The holidays are supposed to be a time of good cheer when families gather and celebrate together. However, for many families across the United States, the holidays are not a very peaceful time. In fact, studies conducted in different parts of the country show that incidents of domestic violence spike during the holidays and are particularly high on New Year’s Day.
For example, a 2005 study in Idaho showed that police reports involving domestic violence increased by 2.7 times on New Year’s Day compared to the normal daily average. Also, a 2010 study conducted by the University of Pennsylvania that looked at police calls for service involving domestic violence in an unidentified major U.S. city also found that the number of calls was significantly higher on New Year’s day compared to other days in the year. There were 56 calls on New Year’s Day compared to 34, which was the daily average.
Why Are the Holidays Hard?
There are many reasons why the holidays may be more prone to incidents of domestic violence. While the holidays are portrayed as a joyous time, it’s also the time when expectations run high and families face significant financial pressures. Families may be dealing with pressures surrounding gift-giving, balancing time properly, and getting along with visiting relatives.
Some may also be going through job loss as companies lay off workers in the final quarter. When you add increased alcohol consumption and stress to this equation, you have a perfect storm. These and other factors could cause emotions to run high during the holiday season.
Preventing Situations Before They Arise
There are several steps families can take to prevent situations from getting out of hand. Here are just a few tips:
- When you have a tight budget, the holidays can feel more overwhelming than ever. One way to handle the financial strain without increasing anxiety levels is to turn down your expectations. Be realistic about holiday shopping and only give gifts that your budget would allow. If you are on a really tight budget, consider cooking at home for your holiday party and making the gifts yourself.
- Another element of the holidays is the drinking and serving of alcohol. In some cases, people may use alcohol just to cope with the stress the holiday season brings. If you are hosting a holiday party, offer a wide selection of non-alcoholic beverages. Stop serving alcohol long before the party en If you or a family member is dealing with alcohol addiction, consider attending Alcoholics Anonymous or some other similar program. Cutting out alcohol or reducing alcohol consumption could certainly keep stressful situations from spiraling out of control.
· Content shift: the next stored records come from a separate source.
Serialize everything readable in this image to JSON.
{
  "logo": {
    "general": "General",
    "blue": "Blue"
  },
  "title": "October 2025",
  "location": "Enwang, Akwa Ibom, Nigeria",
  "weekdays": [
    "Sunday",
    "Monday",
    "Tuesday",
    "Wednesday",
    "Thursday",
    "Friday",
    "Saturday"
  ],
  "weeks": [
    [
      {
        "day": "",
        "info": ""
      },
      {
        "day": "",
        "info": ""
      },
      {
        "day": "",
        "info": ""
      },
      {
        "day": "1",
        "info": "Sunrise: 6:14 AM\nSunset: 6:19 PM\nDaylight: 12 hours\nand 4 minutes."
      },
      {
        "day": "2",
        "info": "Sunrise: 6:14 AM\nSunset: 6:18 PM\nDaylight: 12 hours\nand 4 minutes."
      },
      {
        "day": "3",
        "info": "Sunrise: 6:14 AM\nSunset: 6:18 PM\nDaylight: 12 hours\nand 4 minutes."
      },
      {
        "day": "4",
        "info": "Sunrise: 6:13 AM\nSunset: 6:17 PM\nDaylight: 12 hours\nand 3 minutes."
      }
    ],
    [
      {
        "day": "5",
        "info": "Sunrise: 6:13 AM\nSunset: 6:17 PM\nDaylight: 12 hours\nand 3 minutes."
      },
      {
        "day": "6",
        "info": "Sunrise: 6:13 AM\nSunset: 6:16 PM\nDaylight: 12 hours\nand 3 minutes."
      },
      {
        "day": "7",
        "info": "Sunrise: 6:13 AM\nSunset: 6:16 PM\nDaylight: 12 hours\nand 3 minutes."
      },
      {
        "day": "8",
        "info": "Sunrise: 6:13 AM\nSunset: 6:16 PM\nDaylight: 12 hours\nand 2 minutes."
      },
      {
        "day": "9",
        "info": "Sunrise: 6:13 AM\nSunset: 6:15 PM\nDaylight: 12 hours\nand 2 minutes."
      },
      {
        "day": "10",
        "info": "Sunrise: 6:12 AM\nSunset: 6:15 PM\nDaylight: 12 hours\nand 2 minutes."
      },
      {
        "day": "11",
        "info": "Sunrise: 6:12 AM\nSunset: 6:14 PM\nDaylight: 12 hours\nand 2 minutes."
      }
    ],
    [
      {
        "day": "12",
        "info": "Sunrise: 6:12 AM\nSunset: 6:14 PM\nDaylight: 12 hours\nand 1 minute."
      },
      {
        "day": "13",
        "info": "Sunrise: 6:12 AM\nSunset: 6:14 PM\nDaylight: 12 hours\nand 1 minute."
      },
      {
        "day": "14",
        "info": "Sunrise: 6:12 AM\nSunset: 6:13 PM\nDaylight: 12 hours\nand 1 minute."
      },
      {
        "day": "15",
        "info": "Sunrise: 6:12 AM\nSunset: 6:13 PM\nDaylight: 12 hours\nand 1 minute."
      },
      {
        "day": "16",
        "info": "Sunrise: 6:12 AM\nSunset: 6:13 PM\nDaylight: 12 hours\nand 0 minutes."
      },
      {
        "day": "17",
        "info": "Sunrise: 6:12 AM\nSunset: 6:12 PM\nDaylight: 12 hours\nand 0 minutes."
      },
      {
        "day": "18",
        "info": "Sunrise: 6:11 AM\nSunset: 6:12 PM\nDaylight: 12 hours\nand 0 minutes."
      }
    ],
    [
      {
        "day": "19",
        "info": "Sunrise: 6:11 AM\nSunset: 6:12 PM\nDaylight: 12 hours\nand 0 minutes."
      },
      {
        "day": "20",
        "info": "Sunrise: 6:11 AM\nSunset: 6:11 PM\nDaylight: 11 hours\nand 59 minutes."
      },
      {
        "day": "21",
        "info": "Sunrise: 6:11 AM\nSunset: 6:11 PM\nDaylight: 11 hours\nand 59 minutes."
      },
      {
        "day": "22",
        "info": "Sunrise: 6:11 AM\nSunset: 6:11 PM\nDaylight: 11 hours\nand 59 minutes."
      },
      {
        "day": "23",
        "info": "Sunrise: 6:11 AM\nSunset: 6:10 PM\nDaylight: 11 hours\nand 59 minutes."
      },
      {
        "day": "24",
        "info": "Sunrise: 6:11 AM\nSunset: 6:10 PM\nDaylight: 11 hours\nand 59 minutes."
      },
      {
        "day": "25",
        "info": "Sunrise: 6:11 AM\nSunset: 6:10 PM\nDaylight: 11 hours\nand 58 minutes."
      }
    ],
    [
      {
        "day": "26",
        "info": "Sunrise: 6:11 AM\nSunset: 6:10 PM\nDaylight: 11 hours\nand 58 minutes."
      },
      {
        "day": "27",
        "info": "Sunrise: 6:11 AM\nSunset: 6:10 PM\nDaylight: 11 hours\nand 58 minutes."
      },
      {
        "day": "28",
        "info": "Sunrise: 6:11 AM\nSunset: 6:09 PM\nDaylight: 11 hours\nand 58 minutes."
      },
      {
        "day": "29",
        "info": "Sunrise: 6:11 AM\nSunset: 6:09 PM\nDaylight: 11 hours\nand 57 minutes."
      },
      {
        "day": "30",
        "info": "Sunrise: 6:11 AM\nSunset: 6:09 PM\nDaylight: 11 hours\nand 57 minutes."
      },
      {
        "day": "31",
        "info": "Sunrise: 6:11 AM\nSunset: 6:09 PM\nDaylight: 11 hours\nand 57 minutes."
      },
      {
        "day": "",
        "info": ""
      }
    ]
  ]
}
- Mental illnesses could also flare up when situations get more stressful. If you are struggling with depression, anxiety, or negativity during the holidays, finding the right therapist can help you get the support you need. Therapy can also help with managing stress, mood swings, relationships, and confidence issues.
The consequences of a domestic violence conviction can be devastating to families. If you are facing domestic violence charges, it is important that you contact an experienced domestic violence defense lawyer to help ensure that you are in a position to fight these charges.